Last spring, Jeff invited me to participate in a project that has grown into Foreshadows: The Ghosts of Zero. The official blurb describes the project as a “a 19-story anthology of dark science fiction intertwined with a 19-track album of songs and soundtrack music, created collaboratively by a veritable shadow gallery of speculative fiction authors and musicians, under the banner of the Very Us Artists, to be published by Blindsided Books.”
I’ll post more about Foreshadows in the future, but for now I’d like to point out that the Foreshadows project has been a collaboration among fiction writers, musicians, visual artists, game designers, and business types. At the heart of Foreshadows is the desire of a lot of creative people to make good music and tell exciting stories in new ways. (There’s a Kickstarter page if you want to help support the project and grab up some pretty interesting swag.)
Below, Jeff talks about the relationship between music and writing.
In what ways do you or have you used music to enhance your writing and creativity?

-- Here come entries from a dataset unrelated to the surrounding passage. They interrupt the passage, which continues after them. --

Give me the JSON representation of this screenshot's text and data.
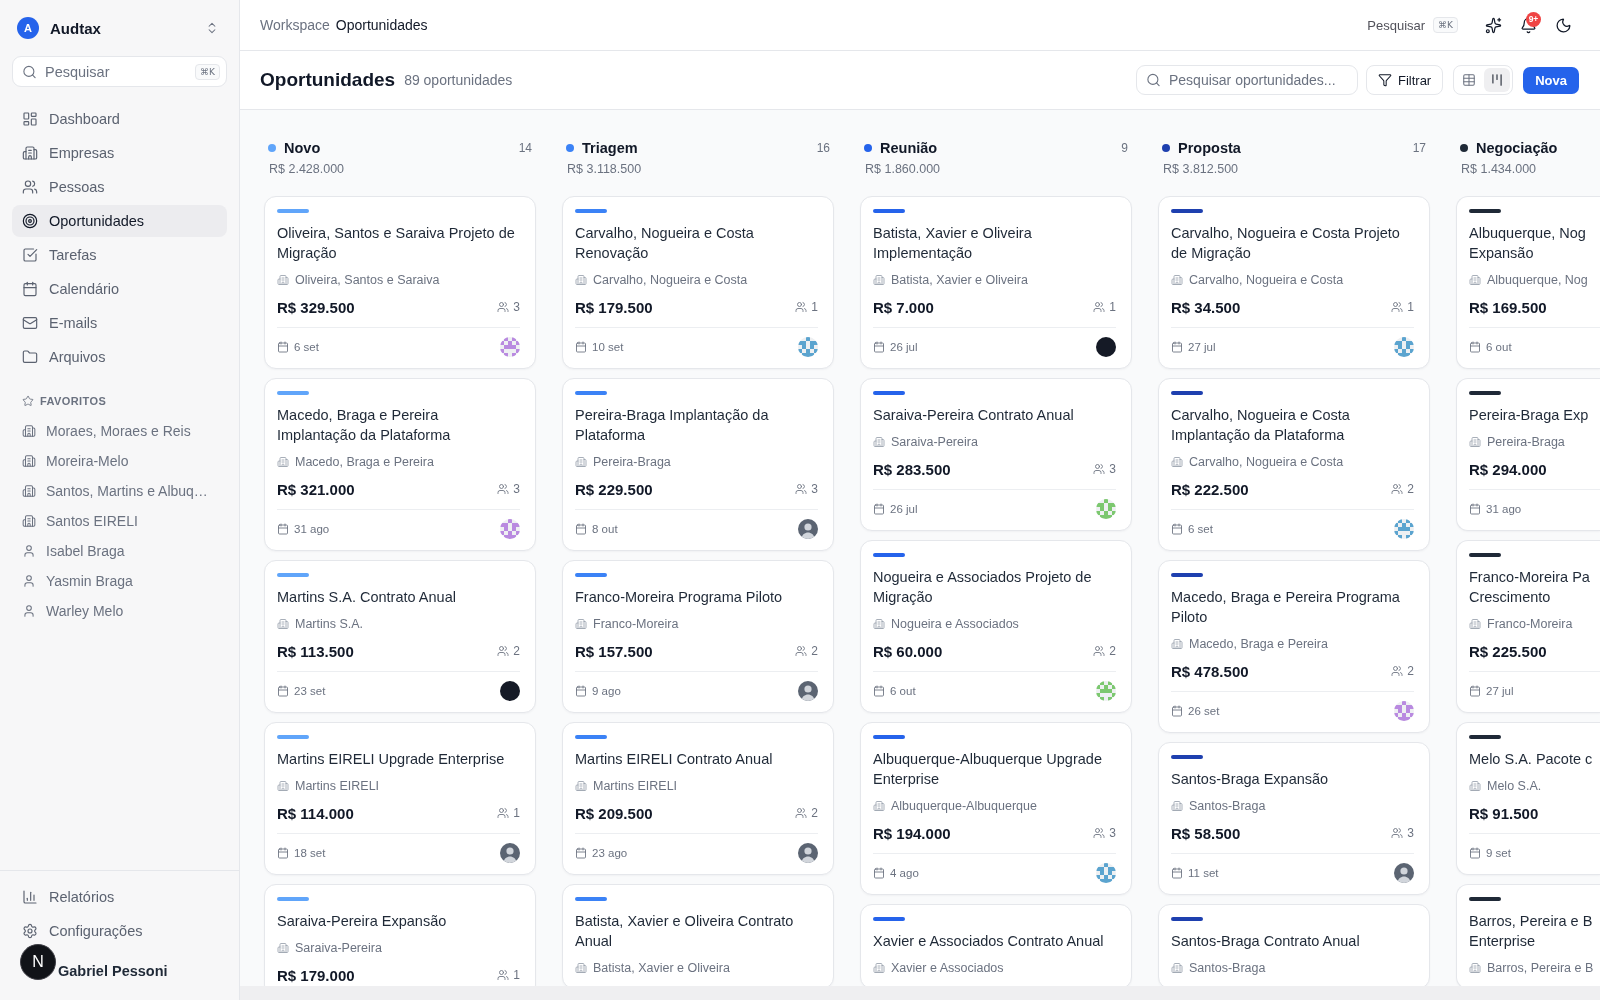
{
  "sidebar": {
    "workspace": {
      "initial": "A",
      "name": "Audtax"
    },
    "search": {
      "placeholder": "Pesquisar",
      "shortcut": "⌘K"
    },
    "nav": [
      {
        "kind": "dashboard",
        "label": "Dashboard",
        "selected": false
      },
      {
        "kind": "companies",
        "label": "Empresas",
        "selected": false
      },
      {
        "kind": "people",
        "label": "Pessoas",
        "selected": false
      },
      {
        "kind": "opportunities",
        "label": "Oportunidades",
        "selected": true
      },
      {
        "kind": "tasks",
        "label": "Tarefas",
        "selected": false
      },
      {
        "kind": "calendar",
        "label": "Calendário",
        "selected": false
      },
      {
        "kind": "email",
        "label": "E-mails",
        "selected": false
      },
      {
        "kind": "files",
        "label": "Arquivos",
        "selected": false
      }
    ],
    "favorites": {
      "title": "FAVORITOS",
      "items": [
        {
          "kind": "company",
          "label": "Moraes, Moraes e Reis"
        },
        {
          "kind": "company",
          "label": "Moreira-Melo"
        },
        {
          "kind": "company",
          "label": "Santos, Martins e Albuq…"
        },
        {
          "kind": "company",
          "label": "Santos EIRELI"
        },
        {
          "kind": "person",
          "label": "Isabel Braga"
        },
        {
          "kind": "person",
          "label": "Yasmin Braga"
        },
        {
          "kind": "person",
          "label": "Warley Melo"
        }
      ]
    },
    "footer": [
      {
        "kind": "reports",
        "label": "Relatórios"
      },
      {
        "kind": "settings",
        "label": "Configurações"
      }
    ],
    "user": {
      "name": "Gabriel Pessoni"
    }
  },
  "dev_badge": {
    "label": "N"
  },
  "header": {
    "breadcrumb": [
      "Workspace",
      "Oportunidades"
    ],
    "search": {
      "label": "Pesquisar",
      "shortcut": "⌘K"
    },
    "notifications": {
      "badge": "9+"
    }
  },
  "toolbar": {
    "title": "Oportunidades",
    "count": "89 oportunidades",
    "search": {
      "placeholder": "Pesquisar oportunidades..."
    },
    "filter": "Filtrar",
    "views": [
      {
        "kind": "table",
        "selected": false
      },
      {
        "kind": "board",
        "selected": true
      }
    ],
    "new_button": "Nova"
  },
  "board": {
    "columns": [
      {
        "name": "Novo",
        "color": "#60a5fa",
        "count": "14",
        "total": "R$ 2.428.000",
        "cards": [
          {
            "title": "Oliveira, Santos e Saraiva Projeto de Migração",
            "company": "Oliveira, Santos e Saraiva",
            "amount": "R$ 329.500",
            "people": "3",
            "date": "6 set",
            "avatar": {
              "kind": "pattern",
              "color": "#b98ae0"
            }
          },
          {
            "title": "Macedo, Braga e Pereira Implantação da Plataforma",
            "company": "Macedo, Braga e Pereira",
            "amount": "R$ 321.000",
            "people": "3",
            "date": "31 ago",
            "avatar": {
              "kind": "pattern",
              "color": "#b98ae0"
            }
          },
          {
            "title": "Martins S.A. Contrato Anual",
            "company": "Martins S.A.",
            "amount": "R$ 113.500",
            "people": "2",
            "date": "23 set",
            "avatar": {
              "kind": "solid",
              "color": "#151a26"
            }
          },
          {
            "title": "Martins EIRELI Upgrade Enterprise",
            "company": "Martins EIRELI",
            "amount": "R$ 114.000",
            "people": "1",
            "date": "18 set",
            "avatar": {
              "kind": "photo"
            }
          },
          {
            "title": "Saraiva-Pereira Expansão",
            "company": "Saraiva-Pereira",
            "amount": "R$ 179.000",
            "people": "1"
          }
        ]
      },
      {
        "name": "Triagem",
        "color": "#3b82f6",
        "count": "16",
        "total": "R$ 3.118.500",
        "cards": [
          {
            "title": "Carvalho, Nogueira e Costa Renovação",
            "company": "Carvalho, Nogueira e Costa",
            "amount": "R$ 179.500",
            "people": "1",
            "date": "10 set",
            "avatar": {
              "kind": "pattern",
              "color": "#5ba4cf"
            }
          },
          {
            "title": "Pereira-Braga Implantação da Plataforma",
            "company": "Pereira-Braga",
            "amount": "R$ 229.500",
            "people": "3",
            "date": "8 out",
            "avatar": {
              "kind": "photo"
            }
          },
          {
            "title": "Franco-Moreira Programa Piloto",
            "company": "Franco-Moreira",
            "amount": "R$ 157.500",
            "people": "2",
            "date": "9 ago",
            "avatar": {
              "kind": "photo"
            }
          },
          {
            "title": "Martins EIRELI Contrato Anual",
            "company": "Martins EIRELI",
            "amount": "R$ 209.500",
            "people": "2",
            "date": "23 ago",
            "avatar": {
              "kind": "photo"
            }
          },
          {
            "title": "Batista, Xavier e Oliveira Contrato Anual",
            "company": "Batista, Xavier e Oliveira"
          }
        ]
      },
      {
        "name": "Reunião",
        "color": "#2563eb",
        "count": "9",
        "total": "R$ 1.860.000",
        "cards": [
          {
            "title": "Batista, Xavier e Oliveira Implementação",
            "company": "Batista, Xavier e Oliveira",
            "amount": "R$ 7.000",
            "people": "1",
            "date": "26 jul",
            "avatar": {
              "kind": "solid",
              "color": "#151a26"
            }
          },
          {
            "title": "Saraiva-Pereira Contrato Anual",
            "company": "Saraiva-Pereira",
            "amount": "R$ 283.500",
            "people": "3",
            "date": "26 jul",
            "avatar": {
              "kind": "pattern",
              "color": "#7cc86f"
            }
          },
          {
            "title": "Nogueira e Associados Projeto de Migração",
            "company": "Nogueira e Associados",
            "amount": "R$ 60.000",
            "people": "2",
            "date": "6 out",
            "avatar": {
              "kind": "pattern",
              "color": "#7cc86f"
            }
          },
          {
            "title": "Albuquerque-Albuquerque Upgrade Enterprise",
            "company": "Albuquerque-Albuquerque",
            "amount": "R$ 194.000",
            "people": "3",
            "date": "4 ago",
            "avatar": {
              "kind": "pattern",
              "color": "#5ba4cf"
            }
          },
          {
            "title": "Xavier e Associados Contrato Anual",
            "company": "Xavier e Associados"
          }
        ]
      },
      {
        "name": "Proposta",
        "color": "#1e40af",
        "count": "17",
        "total": "R$ 3.812.500",
        "cards": [
          {
            "title": "Carvalho, Nogueira e Costa Projeto de Migração",
            "company": "Carvalho, Nogueira e Costa",
            "amount": "R$ 34.500",
            "people": "1",
            "date": "27 jul",
            "avatar": {
              "kind": "pattern",
              "color": "#5ba4cf"
            }
          },
          {
            "title": "Carvalho, Nogueira e Costa Implantação da Plataforma",
            "company": "Carvalho, Nogueira e Costa",
            "amount": "R$ 222.500",
            "people": "2",
            "date": "6 set",
            "avatar": {
              "kind": "pattern",
              "color": "#5ba4cf"
            }
          },
          {
            "title": "Macedo, Braga e Pereira Programa Piloto",
            "company": "Macedo, Braga e Pereira",
            "amount": "R$ 478.500",
            "people": "2",
            "date": "26 set",
            "avatar": {
              "kind": "pattern",
              "color": "#b98ae0"
            }
          },
          {
            "title": "Santos-Braga Expansão",
            "company": "Santos-Braga",
            "amount": "R$ 58.500",
            "people": "3",
            "date": "11 set",
            "avatar": {
              "kind": "photo"
            }
          },
          {
            "title": "Santos-Braga Contrato Anual",
            "company": "Santos-Braga"
          }
        ]
      },
      {
        "name": "Negociação",
        "color": "#1f2937",
        "total": "R$ 1.434.000",
        "cards": [
          {
            "title": "Albuquerque, Nog\nExpansão",
            "company": "Albuquerque, Nog",
            "amount": "R$ 169.500",
            "date": "6 out"
          },
          {
            "title": "Pereira-Braga Exp",
            "company": "Pereira-Braga",
            "amount": "R$ 294.000",
            "date": "31 ago"
          },
          {
            "title": "Franco-Moreira Pa\nCrescimento",
            "company": "Franco-Moreira",
            "amount": "R$ 225.500",
            "date": "27 jul"
          },
          {
            "title": "Melo S.A. Pacote c",
            "company": "Melo S.A.",
            "amount": "R$ 91.500",
            "date": "9 set"
          },
          {
            "title": "Barros, Pereira e B\nEnterprise",
            "company": "Barros, Pereira e B"
          }
        ]
      }
    ]
  }
}
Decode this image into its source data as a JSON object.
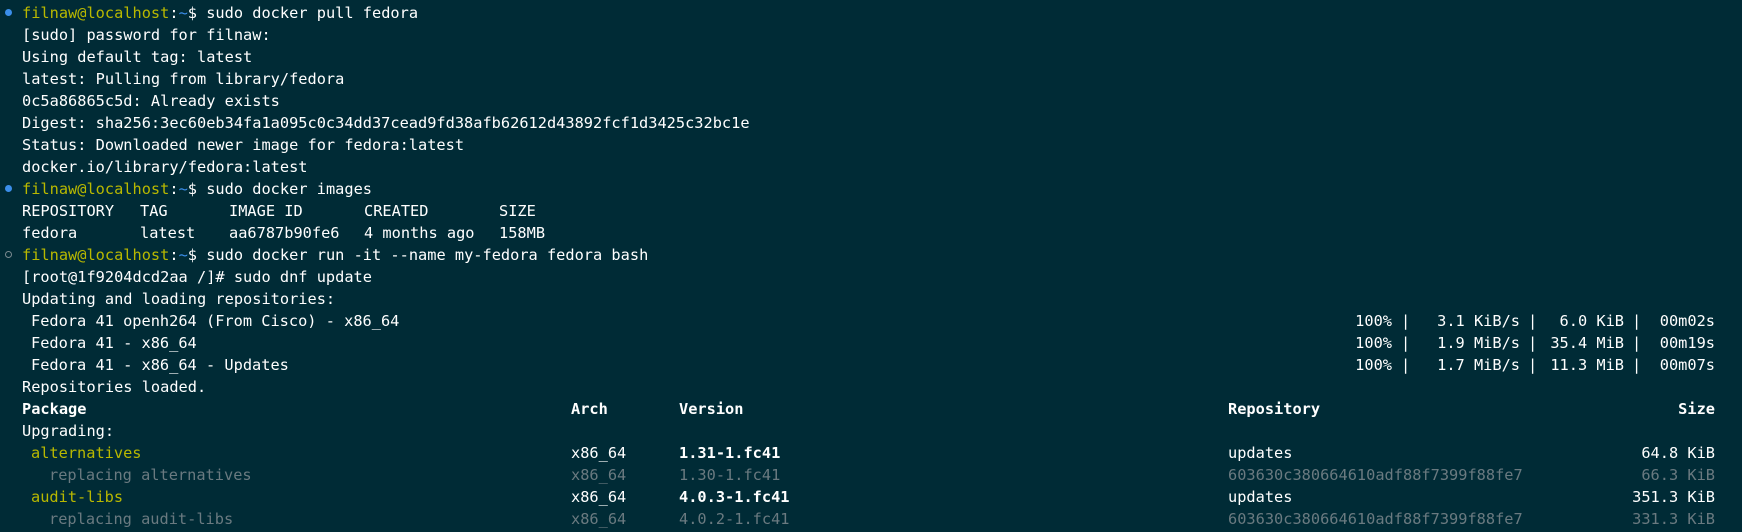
{
  "terminal": {
    "prompt_user_host": "filnaw@localhost",
    "prompt_colon": ":",
    "prompt_tilde": "~",
    "prompt_dollar": "$ ",
    "blocks": {
      "pull": {
        "command": "sudo docker pull fedora",
        "output": [
          "[sudo] password for filnaw:",
          "Using default tag: latest",
          "latest: Pulling from library/fedora",
          "0c5a86865c5d: Already exists",
          "Digest: sha256:3ec60eb34fa1a095c0c34dd37cead9fd38afb62612d43892fcf1d3425c32bc1e",
          "Status: Downloaded newer image for fedora:latest",
          "docker.io/library/fedora:latest"
        ]
      },
      "images": {
        "command": "sudo docker images",
        "header": [
          "REPOSITORY",
          "TAG",
          "IMAGE ID",
          "CREATED",
          "SIZE"
        ],
        "row": [
          "fedora",
          "latest",
          "aa6787b90fe6",
          "4 months ago",
          "158MB"
        ]
      },
      "run": {
        "command": "sudo docker run -it --name my-fedora fedora bash",
        "root_prompt": "[root@1f9204dcd2aa /]# ",
        "root_command": "sudo dnf update",
        "updating": "Updating and loading repositories:",
        "repos": [
          {
            "name": "Fedora 41 openh264 (From Cisco) - x86_64",
            "percent": "100%",
            "speed": "3.1 KiB/s",
            "size": "6.0 KiB",
            "time": "00m02s"
          },
          {
            "name": "Fedora 41 - x86_64",
            "percent": "100%",
            "speed": "1.9 MiB/s",
            "size": "35.4 MiB",
            "time": "00m19s"
          },
          {
            "name": "Fedora 41 - x86_64 - Updates",
            "percent": "100%",
            "speed": "1.7 MiB/s",
            "size": "11.3 MiB",
            "time": "00m07s"
          }
        ],
        "loaded": "Repositories loaded.",
        "separator": "|",
        "pkg_header": {
          "package": "Package",
          "arch": "Arch",
          "version": "Version",
          "repository": "Repository",
          "size": "Size"
        },
        "upgrading": "Upgrading:",
        "packages": [
          {
            "name": "alternatives",
            "arch": "x86_64",
            "version": "1.31-1.fc41",
            "repository": "updates",
            "size": "64.8 KiB",
            "replacing": {
              "label": "replacing alternatives",
              "arch": "x86_64",
              "version": "1.30-1.fc41",
              "repository": "603630c380664610adf88f7399f88fe7",
              "size": "66.3 KiB"
            }
          },
          {
            "name": "audit-libs",
            "arch": "x86_64",
            "version": "4.0.3-1.fc41",
            "repository": "updates",
            "size": "351.3 KiB",
            "replacing": {
              "label": "replacing audit-libs",
              "arch": "x86_64",
              "version": "4.0.2-1.fc41",
              "repository": "603630c380664610adf88f7399f88fe7",
              "size": "331.3 KiB"
            }
          }
        ]
      }
    },
    "colors": {
      "background": "#002b36",
      "prompt_green": "#b8b800",
      "tilde_blue": "#3b8eea",
      "text": "#ffffff",
      "muted": "#6a7a80"
    }
  }
}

Jeff LaSala: For me, the answer is simple: Music induces mood, which enhances creativity. Like a drug, I guess, but not as disgusting or scarily mind-altering. The right music places me firmly and temporarily into a mindset I wasn’t in moments before. Its effect can be primal and powerful, and can often trump whatever mood had been previously prevalent. And in that new mood I can more easily imagine the story I’m after.
Beyond that, sometimes it takes music to help set the stage for me, because I find the writing environment to be messy. Mine sure is. Writing isn’t done in a vacuum, and where I live, silence—the closest thing there is to a vacuum—is hard to come by. Therefore music can drown out the unwanted disturbances or at least provide more desirable ones. At its best, music inspires me and can actually fuel a story; at its worst, it’s a lesser evil sort of white noise. But that’s just me.
Soundtracks to movies I’ve never seen or don’t care to see usually work best. That way my story gets a temporary score of its own. Of course, it’s a one-time application; readers won’t be listening to the same thing when they read what I wrote.
And/or what has music — listening to it, seeing it live, playing it, writing it, whichever — taught you about writing fiction?
Jeff LaSala: Good music teaches me that even good writing is only one method of storytelling, and one that doesn’t paint the full picture of anything. Music provides a whole other approach, and it’s an approach that I, as a non-musician, can’t really go down. But I sure can appreciate it. I suppose movies, if they reach that perfect formula of cinematography, music, and acting can sometimes come close to the ideal. Even the best of films, especially those based on a book, might be missing the perfect narrative voice that only a writer can provide. But books don’t have a soundtrack.
The bottom line is, there are a lot of ways to tell a good piece of fiction (intentionally or not!). Music is one of those ways, and I envy those who can create it. In the end, it makes me appreciate writing more, has me striving to improve my skills so I can make it the best it can be.
Jeremy L. C. Jones is a freelance writer, editor, and teacher. He is the Staff Interviewer for Clarkesworld Magazine and a frequent contributor to Kobold Quarterly. He teaches at Wofford College and Montessori Academy in Spartanburg, SC. He is also the director of Shared Worlds, a creative writing and world-building camp for teenagers that he and Jeff VanderMeer designed in 2006.